(Stored records)
----------
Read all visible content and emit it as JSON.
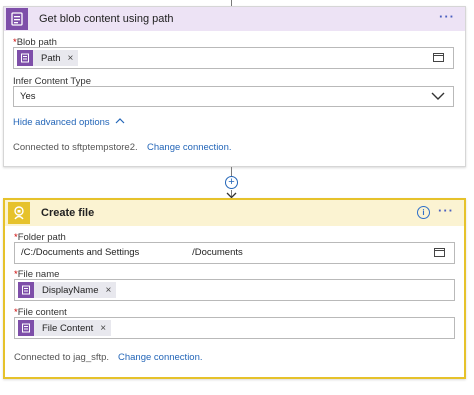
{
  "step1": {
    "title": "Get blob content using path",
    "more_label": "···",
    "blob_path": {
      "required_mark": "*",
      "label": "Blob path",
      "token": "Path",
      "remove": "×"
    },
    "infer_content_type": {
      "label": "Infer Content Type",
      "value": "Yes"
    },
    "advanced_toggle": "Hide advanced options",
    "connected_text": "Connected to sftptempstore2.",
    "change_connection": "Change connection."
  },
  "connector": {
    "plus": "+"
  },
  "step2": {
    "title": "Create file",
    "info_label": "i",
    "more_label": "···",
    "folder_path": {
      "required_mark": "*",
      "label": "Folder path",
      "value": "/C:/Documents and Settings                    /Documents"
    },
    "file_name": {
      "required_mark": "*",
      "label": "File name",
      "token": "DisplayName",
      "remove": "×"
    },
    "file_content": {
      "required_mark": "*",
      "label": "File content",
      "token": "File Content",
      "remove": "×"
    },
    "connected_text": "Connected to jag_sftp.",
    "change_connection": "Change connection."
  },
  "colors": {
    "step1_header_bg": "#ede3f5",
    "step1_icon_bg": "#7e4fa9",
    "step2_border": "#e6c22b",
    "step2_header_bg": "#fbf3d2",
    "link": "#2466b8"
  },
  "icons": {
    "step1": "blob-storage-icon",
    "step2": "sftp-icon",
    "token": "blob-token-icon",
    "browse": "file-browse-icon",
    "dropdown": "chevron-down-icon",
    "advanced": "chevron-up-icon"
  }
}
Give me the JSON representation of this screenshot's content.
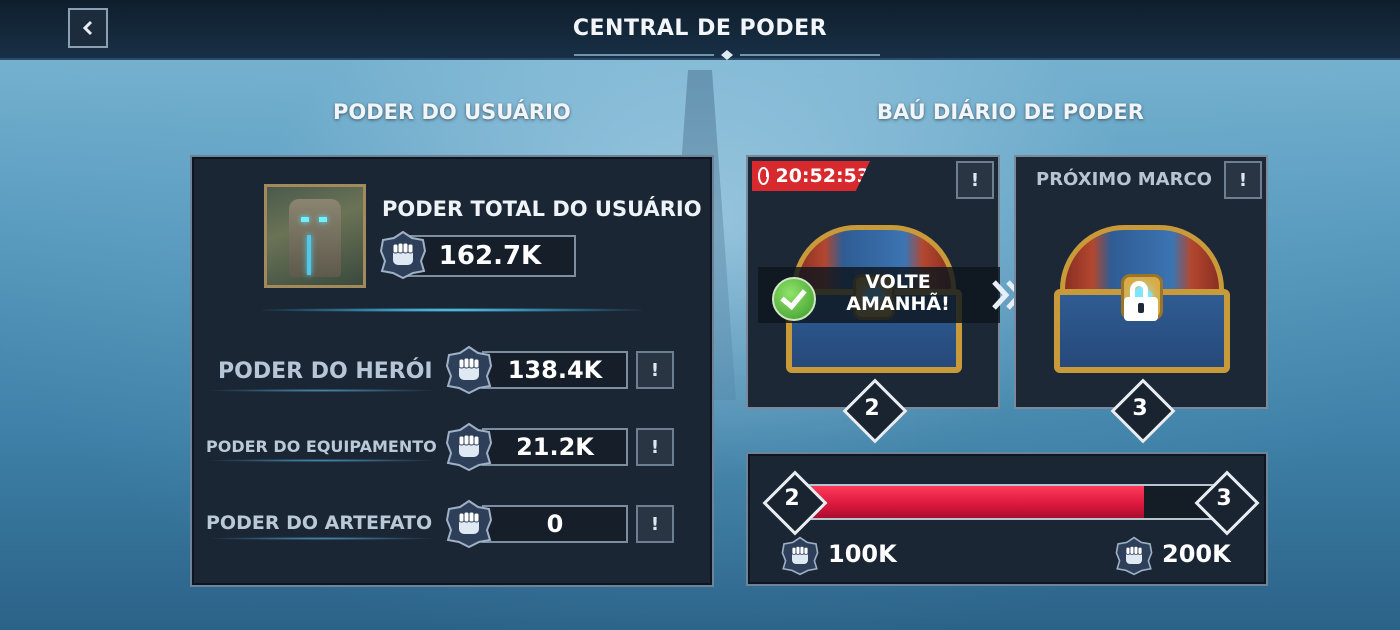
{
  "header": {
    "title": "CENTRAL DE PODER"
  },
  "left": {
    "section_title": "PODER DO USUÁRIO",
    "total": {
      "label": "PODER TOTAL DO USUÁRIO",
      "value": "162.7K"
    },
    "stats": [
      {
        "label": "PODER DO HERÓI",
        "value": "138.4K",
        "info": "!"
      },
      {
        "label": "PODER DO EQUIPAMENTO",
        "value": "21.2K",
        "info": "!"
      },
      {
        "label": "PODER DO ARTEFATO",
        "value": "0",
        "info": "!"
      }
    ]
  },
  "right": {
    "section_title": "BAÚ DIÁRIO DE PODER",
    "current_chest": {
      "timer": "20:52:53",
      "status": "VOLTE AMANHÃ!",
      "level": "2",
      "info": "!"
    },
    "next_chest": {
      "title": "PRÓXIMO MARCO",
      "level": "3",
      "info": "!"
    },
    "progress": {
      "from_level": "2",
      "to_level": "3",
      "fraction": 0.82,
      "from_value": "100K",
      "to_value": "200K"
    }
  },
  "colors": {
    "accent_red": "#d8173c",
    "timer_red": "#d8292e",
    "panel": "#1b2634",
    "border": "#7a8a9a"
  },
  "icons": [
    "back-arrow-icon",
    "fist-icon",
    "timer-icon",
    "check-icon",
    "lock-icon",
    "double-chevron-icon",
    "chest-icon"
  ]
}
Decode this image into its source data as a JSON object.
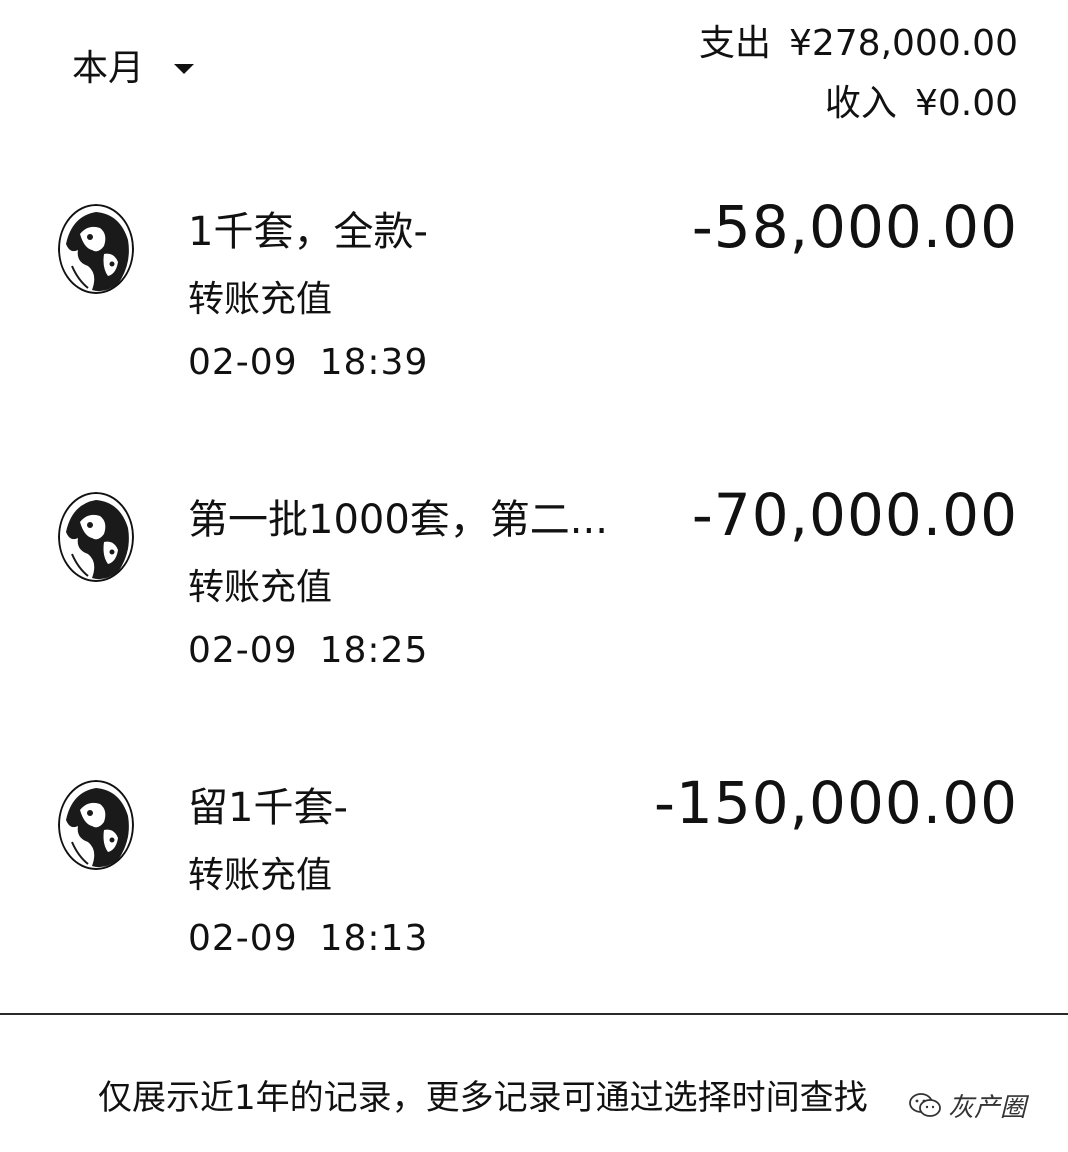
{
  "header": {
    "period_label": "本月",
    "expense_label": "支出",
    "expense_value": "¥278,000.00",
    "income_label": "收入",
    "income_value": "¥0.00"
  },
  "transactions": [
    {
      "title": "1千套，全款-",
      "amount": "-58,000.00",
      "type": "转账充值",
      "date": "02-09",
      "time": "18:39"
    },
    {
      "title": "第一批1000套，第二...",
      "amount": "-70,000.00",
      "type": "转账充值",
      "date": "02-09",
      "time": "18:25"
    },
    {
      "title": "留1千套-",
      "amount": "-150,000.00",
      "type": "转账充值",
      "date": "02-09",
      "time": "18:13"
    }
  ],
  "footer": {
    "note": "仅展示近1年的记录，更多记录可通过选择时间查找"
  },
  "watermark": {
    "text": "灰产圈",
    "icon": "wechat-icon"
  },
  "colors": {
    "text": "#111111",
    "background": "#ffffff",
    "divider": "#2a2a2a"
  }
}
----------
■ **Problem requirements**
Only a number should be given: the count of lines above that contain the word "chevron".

■ **Response to the task**
3